Couture’s enthusiasm is reflected in the innumerable studies and compositional sketches that were made in preparation for the canvas. Unlike the exclusively classical figures in Romains de la décadence, these sketches show that Couture experimented with an anachronistic cast that borrows classical motifs, allegorical figures, eighteenth century soldiers and contemporary workers. The most complete preparatory sketch and the one that he identified as his preferred composition for the final painting is The Enrollment (1848, Michele and Donald D’Amour Museum of Fine Arts, Springfield, Massachusetts, fig. 1)(Boime, p. 197). At the very center of this composition, astride a cannon hauled by workers, sits the allegorical figure of "Liberty", and to her left are two young girls, referred to as "The Promises" – a figure group emblematic of optimism for the future.

The present work is the second study for "The Promises", and it is likely that Couture’s daughters were chosen as models (a portrait of his father is also included in the Springfield sketch). The girl at right is likely his eldest daughter, Berthe, who is also seen in his painting Autumn (1848, The Wadsworth Atheneum). The title suggests that she is joined by her sister, who can also be seen in the oil sketch for the related Head of Liberty (circa 1848, Michele and Donald D’Amour Museum of Fine Arts, Springfield, Massachusetts). In planning the final composition, Couture mapped a complete inventory of these highly finished figure studies, many of which are now in the collection of The Musée d’Orsay, and which shows the present work in outline.

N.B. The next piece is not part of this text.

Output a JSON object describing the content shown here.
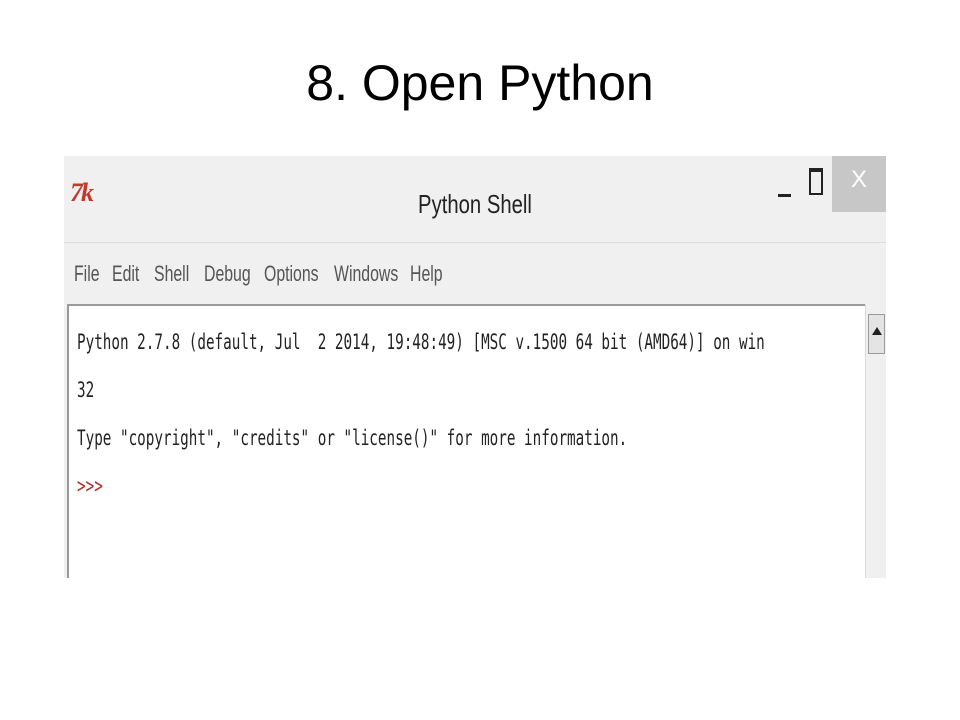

In the months following the commission, however, the political landscape of France shifted quickly and dramatically. With Louis Napoleon’s election to the presidency in December 1848, and the coup d’état in which he declared himself Emperor and transformed the Second Republic into the Second Empire in 1851, the aspirations of the revolutionaries were shattered. As a consequence, the significance of Couture’s The Enrollment of the Volunteers of 1792 was lost, and the final painting was completely reworked with broad passages left unfinished. Most notably, and perhaps nihilistically, the figures of "Victory" and "The Promises" remain completely omitted.